Written by: Renée LeMoine
Photo by: Vojtěch Vlk
“A hard-working and dedicated friend of mine has been in the same position for many years without receiving the recognition that he deserves.
It is time for a change. Either your friend needs to be up front with his boss about getting credit where credit is due, or he should leave his job in search for work that is more rewarding.
When preparing to discuss this issue with his boss, it will be useful for him to think back over instances that might have caused rifts between him and the boss. For whatever reason – fair or not – the boss probably doesn’t have complete confidence in your friend. If he chooses to stay in his current position, he must find a way to win back the bosses trust and confidence.

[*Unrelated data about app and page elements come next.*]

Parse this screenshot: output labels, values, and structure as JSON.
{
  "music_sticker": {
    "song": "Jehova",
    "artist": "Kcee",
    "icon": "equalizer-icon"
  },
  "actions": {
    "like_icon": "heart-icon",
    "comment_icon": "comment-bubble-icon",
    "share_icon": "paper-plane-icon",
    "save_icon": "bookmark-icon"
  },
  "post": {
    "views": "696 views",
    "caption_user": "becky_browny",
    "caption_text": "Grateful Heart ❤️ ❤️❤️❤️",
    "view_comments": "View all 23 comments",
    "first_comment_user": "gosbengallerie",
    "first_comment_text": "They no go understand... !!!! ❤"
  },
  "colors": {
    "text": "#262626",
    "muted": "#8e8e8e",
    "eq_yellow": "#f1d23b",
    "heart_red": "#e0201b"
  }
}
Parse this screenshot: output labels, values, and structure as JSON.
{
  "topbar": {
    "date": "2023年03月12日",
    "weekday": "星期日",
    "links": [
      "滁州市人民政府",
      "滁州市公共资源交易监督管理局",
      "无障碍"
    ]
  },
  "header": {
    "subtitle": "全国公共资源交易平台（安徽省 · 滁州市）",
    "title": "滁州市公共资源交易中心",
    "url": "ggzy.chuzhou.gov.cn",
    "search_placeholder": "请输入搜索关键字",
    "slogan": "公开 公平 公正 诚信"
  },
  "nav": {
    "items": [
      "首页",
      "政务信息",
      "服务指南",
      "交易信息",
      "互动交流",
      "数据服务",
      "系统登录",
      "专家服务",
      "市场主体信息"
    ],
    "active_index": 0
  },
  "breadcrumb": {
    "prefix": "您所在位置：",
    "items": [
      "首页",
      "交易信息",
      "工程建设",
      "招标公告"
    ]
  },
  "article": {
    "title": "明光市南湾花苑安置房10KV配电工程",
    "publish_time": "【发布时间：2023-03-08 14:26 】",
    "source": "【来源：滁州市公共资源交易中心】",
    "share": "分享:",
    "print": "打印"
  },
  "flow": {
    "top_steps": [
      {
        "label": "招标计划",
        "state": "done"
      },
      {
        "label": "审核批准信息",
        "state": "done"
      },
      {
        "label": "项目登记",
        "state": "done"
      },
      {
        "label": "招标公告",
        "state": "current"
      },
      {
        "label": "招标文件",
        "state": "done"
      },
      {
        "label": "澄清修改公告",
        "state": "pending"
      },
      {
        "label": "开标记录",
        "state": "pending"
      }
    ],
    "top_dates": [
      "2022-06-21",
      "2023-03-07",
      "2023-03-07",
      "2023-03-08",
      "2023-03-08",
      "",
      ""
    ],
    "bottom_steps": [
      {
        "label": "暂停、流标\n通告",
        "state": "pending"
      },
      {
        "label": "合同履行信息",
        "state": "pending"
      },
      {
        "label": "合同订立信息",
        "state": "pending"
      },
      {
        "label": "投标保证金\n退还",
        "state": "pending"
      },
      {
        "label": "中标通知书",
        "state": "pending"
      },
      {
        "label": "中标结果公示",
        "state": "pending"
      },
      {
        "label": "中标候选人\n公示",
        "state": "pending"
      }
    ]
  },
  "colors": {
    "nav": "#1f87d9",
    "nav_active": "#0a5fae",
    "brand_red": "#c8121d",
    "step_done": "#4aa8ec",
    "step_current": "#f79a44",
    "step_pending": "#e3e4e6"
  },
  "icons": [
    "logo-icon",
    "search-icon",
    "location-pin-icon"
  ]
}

Have your friend create a list of all possible instances where there were misunderstandings and communication gaps between him and his supervisor. It is important to also include problems that arose between himself and his colleagues. This is a time to be reflective, honest, and self-critical.
Discerning questions to contemplate:
- Does he trust and respect his boss? If not, how does he cover up his dissatisfaction, if at all? Is he expressing it to colleagues or using passive aggressive behavior to seek revenge? How does he get along with other staff members? Is he respected by his colleagues, or just tolerated? Does he enjoy his work and teammates, or is he just putting in the time? What truly creative and valuable new ideas has he contributed in the last year? Does he bring joy and enthusiasm into the office, or do dark clouds gather around him? Stifled emotions and repressed anger are easily felt when working in close vicinity.
- Openly approaching the boss with an action plan that address personal weaknesses and smoothing over past differences will be seen as a sincere move that may win back trust. On the other hand, if disparities between them are more the result of personality differences, then few options exist other than moving on. If your friend is truly talented and collaborative, he is wasting precious time and energy in a work environment that doesn’t reward his efforts. A change will do him good.
Article prepared by Renée LeMoine, Executive Director, LeMoine & Associates